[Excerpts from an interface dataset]

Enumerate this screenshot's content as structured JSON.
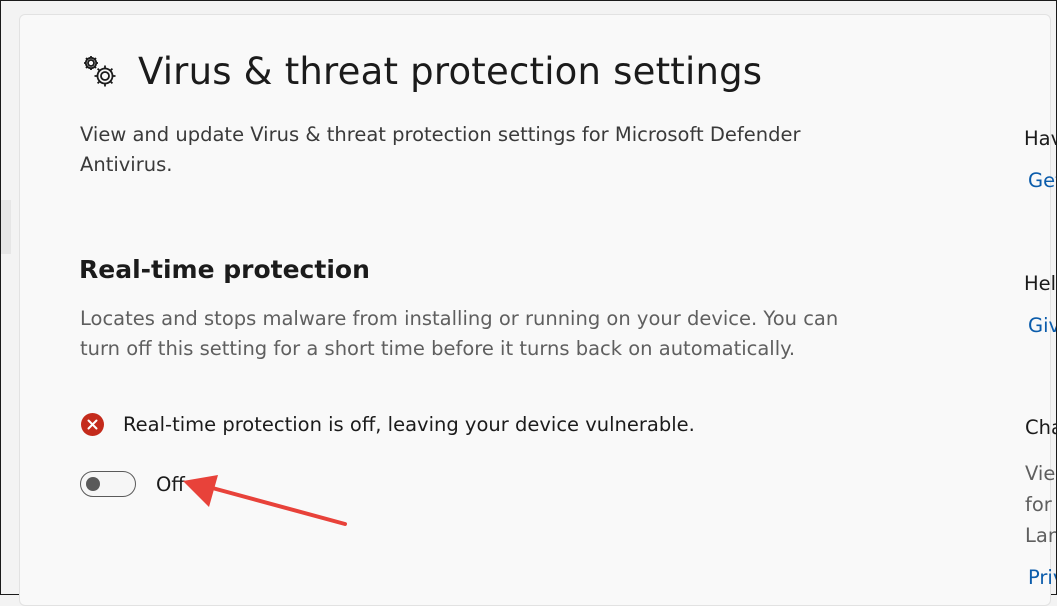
{
  "header": {
    "title": "Virus & threat protection settings",
    "description": "View and update Virus & threat protection settings for Microsoft Defender Antivirus.",
    "icon": "gears-icon"
  },
  "realtime": {
    "heading": "Real-time protection",
    "description": "Locates and stops malware from installing or running on your device. You can turn off this setting for a short time before it turns back on automatically.",
    "status_text": "Real-time protection is off, leaving your device vulnerable.",
    "status_icon": "error-icon",
    "status_color": "#c42b1c",
    "toggle_state": "off",
    "toggle_label": "Off"
  },
  "annotation": {
    "arrow_color": "#e8423a"
  },
  "side_panel": {
    "items": [
      {
        "text": "Hav",
        "kind": "heading"
      },
      {
        "text": "Get",
        "kind": "link"
      },
      {
        "text": "Hel",
        "kind": "heading"
      },
      {
        "text": "Giv",
        "kind": "link"
      },
      {
        "text": "Cha",
        "kind": "heading"
      },
      {
        "text": "Vie",
        "kind": "text"
      },
      {
        "text": "for",
        "kind": "text"
      },
      {
        "text": "Lan",
        "kind": "text"
      },
      {
        "text": "Priv",
        "kind": "link"
      }
    ]
  },
  "colors": {
    "link": "#0b5cab",
    "background": "#f3f3f3",
    "card": "#f9f9f9"
  }
}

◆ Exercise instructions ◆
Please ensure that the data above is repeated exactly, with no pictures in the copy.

◆ Result below ◆
Enumerate this screenshot's content as structured JSON.
{
  "header": {
    "title": "Virus & threat protection settings",
    "description": "View and update Virus & threat protection settings for Microsoft Defender Antivirus.",
    "icon": "gears-icon"
  },
  "realtime": {
    "heading": "Real-time protection",
    "description": "Locates and stops malware from installing or running on your device. You can turn off this setting for a short time before it turns back on automatically.",
    "status_text": "Real-time protection is off, leaving your device vulnerable.",
    "status_icon": "error-icon",
    "status_color": "#c42b1c",
    "toggle_state": "off",
    "toggle_label": "Off"
  },
  "annotation": {
    "arrow_color": "#e8423a"
  },
  "side_panel": {
    "items": [
      {
        "text": "Hav",
        "kind": "heading"
      },
      {
        "text": "Get",
        "kind": "link"
      },
      {
        "text": "Hel",
        "kind": "heading"
      },
      {
        "text": "Giv",
        "kind": "link"
      },
      {
        "text": "Cha",
        "kind": "heading"
      },
      {
        "text": "Vie",
        "kind": "text"
      },
      {
        "text": "for",
        "kind": "text"
      },
      {
        "text": "Lan",
        "kind": "text"
      },
      {
        "text": "Priv",
        "kind": "link"
      }
    ]
  },
  "colors": {
    "link": "#0b5cab",
    "background": "#f3f3f3",
    "card": "#f9f9f9"
  }
}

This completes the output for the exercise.